Exercise instructions:
Write out every entry exactly as given, but omit the pictures.
### Data supplied
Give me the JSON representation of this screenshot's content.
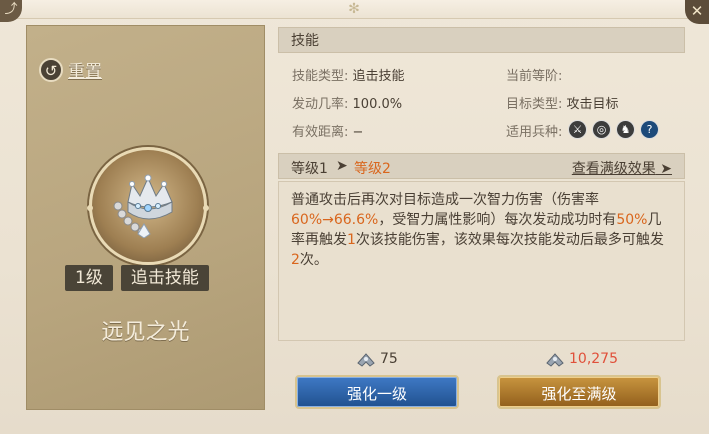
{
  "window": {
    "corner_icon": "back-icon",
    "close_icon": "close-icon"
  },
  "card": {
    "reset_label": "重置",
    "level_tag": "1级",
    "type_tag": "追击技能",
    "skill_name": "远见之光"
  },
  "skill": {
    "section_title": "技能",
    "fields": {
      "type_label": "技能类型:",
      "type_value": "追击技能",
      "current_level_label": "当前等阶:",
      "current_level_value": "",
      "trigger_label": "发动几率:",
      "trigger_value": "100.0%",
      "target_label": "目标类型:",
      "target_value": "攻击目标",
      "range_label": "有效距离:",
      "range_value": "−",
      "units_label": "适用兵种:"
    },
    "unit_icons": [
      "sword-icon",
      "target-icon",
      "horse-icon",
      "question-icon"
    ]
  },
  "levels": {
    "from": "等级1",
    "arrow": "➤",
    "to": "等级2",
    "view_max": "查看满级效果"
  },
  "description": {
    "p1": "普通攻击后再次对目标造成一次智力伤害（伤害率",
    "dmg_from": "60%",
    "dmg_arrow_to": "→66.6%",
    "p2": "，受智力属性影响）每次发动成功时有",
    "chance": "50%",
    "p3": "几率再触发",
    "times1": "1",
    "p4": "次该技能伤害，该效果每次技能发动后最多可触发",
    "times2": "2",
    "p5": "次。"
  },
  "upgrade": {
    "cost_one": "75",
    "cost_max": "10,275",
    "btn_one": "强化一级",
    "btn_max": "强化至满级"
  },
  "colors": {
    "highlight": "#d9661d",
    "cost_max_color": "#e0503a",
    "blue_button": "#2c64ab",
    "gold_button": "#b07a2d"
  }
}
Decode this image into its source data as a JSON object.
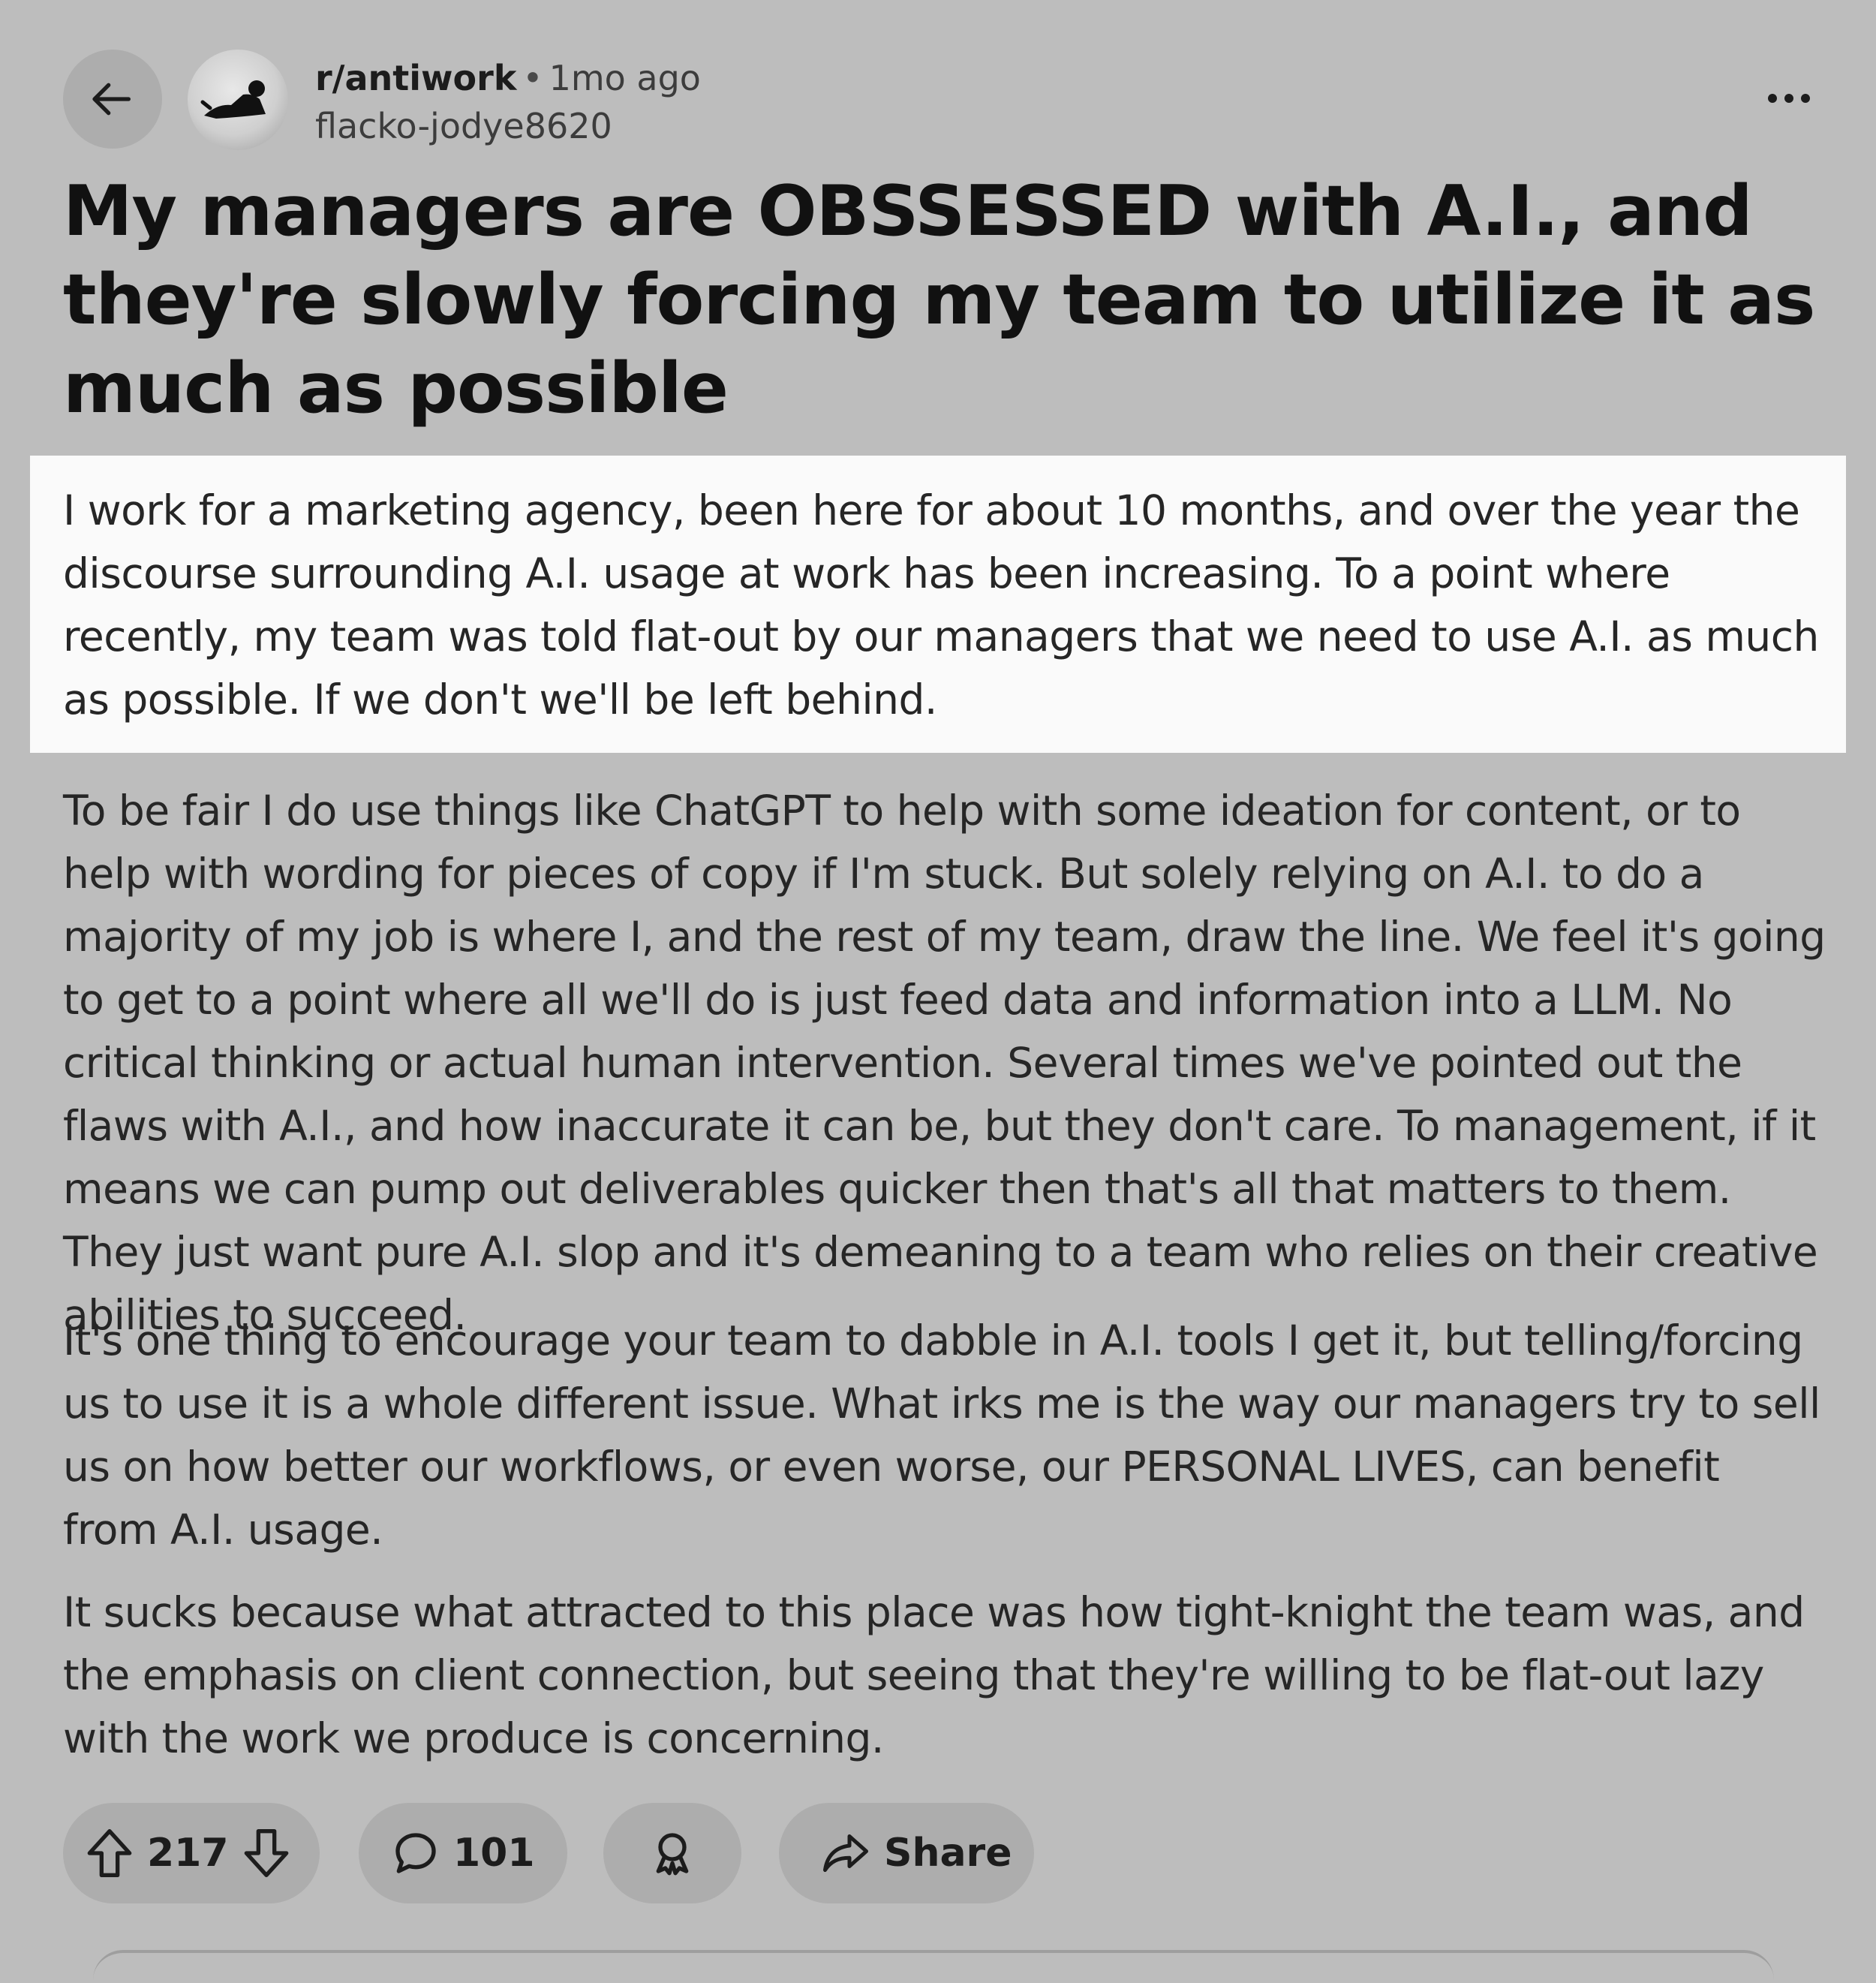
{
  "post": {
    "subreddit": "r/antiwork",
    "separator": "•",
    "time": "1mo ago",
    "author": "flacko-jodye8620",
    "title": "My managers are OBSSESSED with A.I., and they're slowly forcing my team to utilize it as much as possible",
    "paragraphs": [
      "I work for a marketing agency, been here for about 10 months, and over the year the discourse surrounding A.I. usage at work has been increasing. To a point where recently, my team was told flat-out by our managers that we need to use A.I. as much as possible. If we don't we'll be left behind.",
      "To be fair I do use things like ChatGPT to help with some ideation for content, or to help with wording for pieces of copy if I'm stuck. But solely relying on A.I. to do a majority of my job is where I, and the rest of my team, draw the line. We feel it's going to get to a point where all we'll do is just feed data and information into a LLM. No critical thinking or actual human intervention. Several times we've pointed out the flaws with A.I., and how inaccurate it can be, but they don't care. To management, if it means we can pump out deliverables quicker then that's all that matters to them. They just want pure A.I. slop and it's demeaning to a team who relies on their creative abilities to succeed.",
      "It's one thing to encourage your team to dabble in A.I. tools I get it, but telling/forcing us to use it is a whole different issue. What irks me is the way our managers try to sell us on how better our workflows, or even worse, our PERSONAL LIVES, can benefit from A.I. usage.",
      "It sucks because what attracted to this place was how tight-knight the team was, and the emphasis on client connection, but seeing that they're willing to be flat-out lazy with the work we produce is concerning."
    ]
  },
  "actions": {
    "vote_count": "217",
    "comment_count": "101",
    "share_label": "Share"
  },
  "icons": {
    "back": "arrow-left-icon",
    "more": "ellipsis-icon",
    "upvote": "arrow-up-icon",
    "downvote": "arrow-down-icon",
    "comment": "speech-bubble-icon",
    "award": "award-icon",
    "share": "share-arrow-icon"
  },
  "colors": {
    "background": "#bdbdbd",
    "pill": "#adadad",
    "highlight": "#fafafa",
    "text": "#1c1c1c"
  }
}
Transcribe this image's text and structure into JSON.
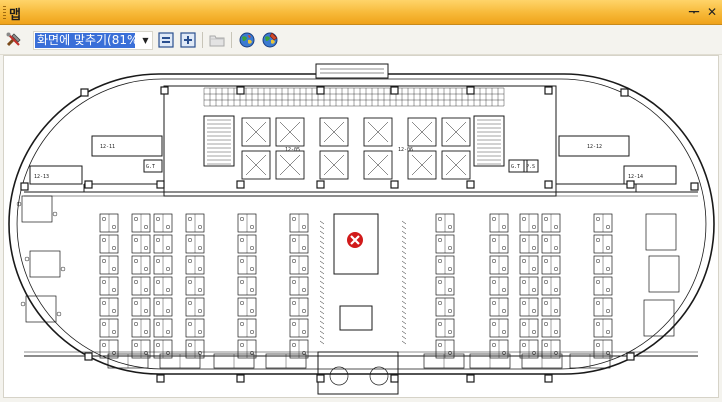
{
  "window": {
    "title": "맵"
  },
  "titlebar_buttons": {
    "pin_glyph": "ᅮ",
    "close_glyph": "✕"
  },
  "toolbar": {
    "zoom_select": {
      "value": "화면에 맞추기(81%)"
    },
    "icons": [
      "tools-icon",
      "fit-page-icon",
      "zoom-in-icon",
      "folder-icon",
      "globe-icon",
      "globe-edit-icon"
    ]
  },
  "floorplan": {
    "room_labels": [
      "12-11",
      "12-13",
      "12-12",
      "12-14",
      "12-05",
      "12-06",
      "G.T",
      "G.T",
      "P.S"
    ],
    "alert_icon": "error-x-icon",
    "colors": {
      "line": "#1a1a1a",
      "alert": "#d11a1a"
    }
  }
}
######
Written reply:
Give me the JSON representation of this screenshot's content.
{
  "window": {
    "corner_icon": "back-icon",
    "close_icon": "close-icon"
  },
  "card": {
    "reset_label": "重置",
    "level_tag": "1级",
    "type_tag": "追击技能",
    "skill_name": "远见之光"
  },
  "skill": {
    "section_title": "技能",
    "fields": {
      "type_label": "技能类型:",
      "type_value": "追击技能",
      "current_level_label": "当前等阶:",
      "current_level_value": "",
      "trigger_label": "发动几率:",
      "trigger_value": "100.0%",
      "target_label": "目标类型:",
      "target_value": "攻击目标",
      "range_label": "有效距离:",
      "range_value": "−",
      "units_label": "适用兵种:"
    },
    "unit_icons": [
      "sword-icon",
      "target-icon",
      "horse-icon",
      "question-icon"
    ]
  },
  "levels": {
    "from": "等级1",
    "arrow": "➤",
    "to": "等级2",
    "view_max": "查看满级效果"
  },
  "description": {
    "p1": "普通攻击后再次对目标造成一次智力伤害（伤害率",
    "dmg_from": "60%",
    "dmg_arrow_to": "→66.6%",
    "p2": "，受智力属性影响）每次发动成功时有",
    "chance": "50%",
    "p3": "几率再触发",
    "times1": "1",
    "p4": "次该技能伤害，该效果每次技能发动后最多可触发",
    "times2": "2",
    "p5": "次。"
  },
  "upgrade": {
    "cost_one": "75",
    "cost_max": "10,275",
    "btn_one": "强化一级",
    "btn_max": "强化至满级"
  },
  "colors": {
    "highlight": "#d9661d",
    "cost_max_color": "#e0503a",
    "blue_button": "#2c64ab",
    "gold_button": "#b07a2d"
  }
}
Decode this image into its source data as a JSON object.
{
  "post": {
    "subreddit": "r/antiwork",
    "separator": "•",
    "time": "1mo ago",
    "author": "flacko-jodye8620",
    "title": "My managers are OBSSESSED with A.I., and they're slowly forcing my team to utilize it as much as possible",
    "paragraphs": [
      "I work for a marketing agency, been here for about 10 months, and over the year the discourse surrounding A.I. usage at work has been increasing. To a point where recently, my team was told flat-out by our managers that we need to use A.I. as much as possible. If we don't we'll be left behind.",
      "To be fair I do use things like ChatGPT to help with some ideation for content, or to help with wording for pieces of copy if I'm stuck. But solely relying on A.I. to do a majority of my job is where I, and the rest of my team, draw the line. We feel it's going to get to a point where all we'll do is just feed data and information into a LLM. No critical thinking or actual human intervention. Several times we've pointed out the flaws with A.I., and how inaccurate it can be, but they don't care. To management, if it means we can pump out deliverables quicker then that's all that matters to them. They just want pure A.I. slop and it's demeaning to a team who relies on their creative abilities to succeed.",
      "It's one thing to encourage your team to dabble in A.I. tools I get it, but telling/forcing us to use it is a whole different issue. What irks me is the way our managers try to sell us on how better our workflows, or even worse, our PERSONAL LIVES, can benefit from A.I. usage.",
      "It sucks because what attracted to this place was how tight-knight the team was, and the emphasis on client connection, but seeing that they're willing to be flat-out lazy with the work we produce is concerning."
    ]
  },
  "actions": {
    "vote_count": "217",
    "comment_count": "101",
    "share_label": "Share"
  },
  "icons": {
    "back": "arrow-left-icon",
    "more": "ellipsis-icon",
    "upvote": "arrow-up-icon",
    "downvote": "arrow-down-icon",
    "comment": "speech-bubble-icon",
    "award": "award-icon",
    "share": "share-arrow-icon"
  },
  "colors": {
    "background": "#bdbdbd",
    "pill": "#adadad",
    "highlight": "#fafafa",
    "text": "#1c1c1c"
  }
}
Transcribe this image's text and structure into JSON.
{
  "window": {
    "title": "맵"
  },
  "titlebar_buttons": {
    "pin_glyph": "ᅮ",
    "close_glyph": "✕"
  },
  "toolbar": {
    "zoom_select": {
      "value": "화면에 맞추기(81%)"
    },
    "icons": [
      "tools-icon",
      "fit-page-icon",
      "zoom-in-icon",
      "folder-icon",
      "globe-icon",
      "globe-edit-icon"
    ]
  },
  "floorplan": {
    "room_labels": [
      "12-11",
      "12-13",
      "12-12",
      "12-14",
      "12-05",
      "12-06",
      "G.T",
      "G.T",
      "P.S"
    ],
    "alert_icon": "error-x-icon",
    "colors": {
      "line": "#1a1a1a",
      "alert": "#d11a1a"
    }
  }
}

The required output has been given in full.